“Beef. It’s what’s for dinner.” “The incredible, edible egg.” “Got milk?” We’ve all seen the ads, but have you ever wondered who is behind these enduring taglines? The answer lies in government promotional programs for agricultural products. Both the federal and state governments collect fees, commonly known as “checkoffs,” on agricultural goods. Those fees are used to promote various agricultural products, expanding the market for such products and benefiting all producers. The fees are also used for research and development.
At the federal level, these checkoffs are called “Research and Promotion Programs.” They are overseen by the Agricultural Marketing Service (AMS) at the U.S. Department of Agriculture, but are run by boards comprised of industry representatives. The programs are set up separately for individual products. To begin a program for a specific agricultural product, producers must make a proposal to the AMS. Currently, there are AMS programs in place for 22 agricultural products: eggs, lamb, beef, cotton, milk, Hass avocados, blueberries, mushrooms, Christmas trees, dairy, honey, mangos, peanuts, pork, raspberries, watermelon, paper and packaging, popcorn, softwood lumber, sorghum, soybeans, and potatoes
Authorization for these programs comes from Congress. Many find their authority in the Commodity Promotion, Research, and Information Act of 1996, which gives the AMS power to establish programs for virtually any agricultural product. Others are authorized by statutes covering individual products, such as the Egg Research and Consumer Act of 1974. Under these statutes, the AMS issues orders establishing programs for individual products. Those orders are published in the Code of Federal Regulations and establish details regarding checkoff amounts and board membership for each program. For some products, an industry-wide referendum is required before the order takes effect.
Every product that has a checkoff program with the AMS has its own rules and policies. Assessments are generally collected on a per-unit basis. The money collected from the assessments is used to fund the boards’ promotional and research activities. Generally, the funds must be used for activities designed to increase product demand, and virtually all programs include language prohibiting use of the funds for lobbying. Some programs have exemptions from assessments for small producers, importers, and/or producers of organic products.
In some cases, the funds collected for checkoffs at the federal level are split with organizations that use the funds for promotion at the state level. In Missouri, for example, the Missouri Beef Industry Council (MBIC) receives half of every dollar collected from Missouri as part of the federal checkoff. The MBIC uses the money to fund state-based research and promotional programs that complement and extend the federal program.
Missouri has a similar program for soybeans, with half of Missouri’s federal checkoff dollars going to the Missouri Soybean Merchandising Council for state-based promotions.
Missouri also has programs where checkoff funds are collected and used solely at the state level. These include programs for apples, corn, fish, rice, sheep, and wine. Additionally, the MBIC has proposed supplementing its federal funding with a state checkoff.

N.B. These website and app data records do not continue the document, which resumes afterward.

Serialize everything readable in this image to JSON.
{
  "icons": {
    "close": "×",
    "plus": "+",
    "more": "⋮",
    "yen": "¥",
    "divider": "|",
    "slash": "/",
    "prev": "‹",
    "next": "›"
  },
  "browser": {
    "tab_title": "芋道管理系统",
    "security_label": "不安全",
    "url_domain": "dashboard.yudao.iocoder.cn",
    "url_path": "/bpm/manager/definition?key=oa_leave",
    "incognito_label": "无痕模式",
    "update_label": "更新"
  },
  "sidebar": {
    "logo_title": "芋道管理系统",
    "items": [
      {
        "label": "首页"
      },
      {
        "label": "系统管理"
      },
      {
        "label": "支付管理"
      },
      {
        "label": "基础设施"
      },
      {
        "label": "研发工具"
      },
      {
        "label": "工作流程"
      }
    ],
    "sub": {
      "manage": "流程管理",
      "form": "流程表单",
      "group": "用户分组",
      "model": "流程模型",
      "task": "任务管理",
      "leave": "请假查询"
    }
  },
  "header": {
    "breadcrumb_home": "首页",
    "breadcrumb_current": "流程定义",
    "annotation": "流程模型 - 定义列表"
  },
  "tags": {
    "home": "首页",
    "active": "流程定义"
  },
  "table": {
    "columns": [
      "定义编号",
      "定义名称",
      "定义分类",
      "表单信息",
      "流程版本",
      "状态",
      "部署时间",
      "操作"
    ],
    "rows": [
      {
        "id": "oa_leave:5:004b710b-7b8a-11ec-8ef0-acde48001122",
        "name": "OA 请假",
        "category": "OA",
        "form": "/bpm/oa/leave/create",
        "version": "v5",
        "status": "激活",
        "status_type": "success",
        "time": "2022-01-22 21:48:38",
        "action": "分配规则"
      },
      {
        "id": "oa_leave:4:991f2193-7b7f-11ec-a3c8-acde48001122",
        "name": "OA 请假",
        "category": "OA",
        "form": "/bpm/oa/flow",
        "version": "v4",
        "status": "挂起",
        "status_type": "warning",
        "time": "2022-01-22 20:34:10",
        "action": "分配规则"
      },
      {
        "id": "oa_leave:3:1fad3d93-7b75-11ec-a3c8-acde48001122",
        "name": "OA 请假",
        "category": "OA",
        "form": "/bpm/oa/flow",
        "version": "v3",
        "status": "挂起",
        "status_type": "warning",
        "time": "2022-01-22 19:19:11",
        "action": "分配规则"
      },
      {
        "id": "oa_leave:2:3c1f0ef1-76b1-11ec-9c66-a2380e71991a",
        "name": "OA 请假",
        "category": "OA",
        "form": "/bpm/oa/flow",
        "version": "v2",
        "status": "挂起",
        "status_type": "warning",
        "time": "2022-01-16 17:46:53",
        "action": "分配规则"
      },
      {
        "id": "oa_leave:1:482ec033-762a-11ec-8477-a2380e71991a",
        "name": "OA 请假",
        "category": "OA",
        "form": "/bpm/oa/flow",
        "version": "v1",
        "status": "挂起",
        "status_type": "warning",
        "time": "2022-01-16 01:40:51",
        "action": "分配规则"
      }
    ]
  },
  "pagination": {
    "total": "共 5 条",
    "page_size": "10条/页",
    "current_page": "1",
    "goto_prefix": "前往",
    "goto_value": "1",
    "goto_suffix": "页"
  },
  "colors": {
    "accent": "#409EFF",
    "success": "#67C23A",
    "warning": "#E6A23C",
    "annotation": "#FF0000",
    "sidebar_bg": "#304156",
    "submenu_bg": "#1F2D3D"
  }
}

Missouri’s state checkoff programs function similarly to the federal checkoff programs. The Missouri Department of Agriculture collects the checkoff funds, which are then distributed to councils that are comprised of industry representatives. The councils use the funds for product promotion and research.
Like Missouri, Illinois has state-level promotional programs for agricultural products, including beef, corn, milk, sheep/wool, soybeans, and pork. Some of the Illinois programs share funds with the federal programs, and some are funded by state checkoffs. Like the federal and Missouri programs, Illinois’ programs are run by boards comprised of industry representatives that use checkoff funds for research and promotional activities that are intended to expand the market for Illinois agricultural products.
Supreme Court approval
Agricultural checkoff programs were challenged in litigation during the late 1990s and early 2000s. The plaintiffs in those cases were producers of products that were subject to AMS or state programs. They argued that checkoffs violated the First Amendment because they compelled producers to fund speech with which they disagreed. After several opinions reaching different results, the Supreme Court issued a decision in 2005, Johanns v. Livestock Marketing Association, that decided the issue in favor of checkoffs. The Court held that promotion of generic agricultural products under AMS programs is government speech and thus not subject to challenge under the First Amendment.
Since Johanns, at least seven new AMS checkoff programs have been established. Lawmakers at both the federal and state levels have proposed additional checkoff programs for even more products. With the Supreme Court’s blessing, it looks like we will continue to see ads promoting products like “the fabric of our lives” and “the other white meat.”
Look for more articles soon on the Food Fight blog about legal issues facing agricultural checkoff programs.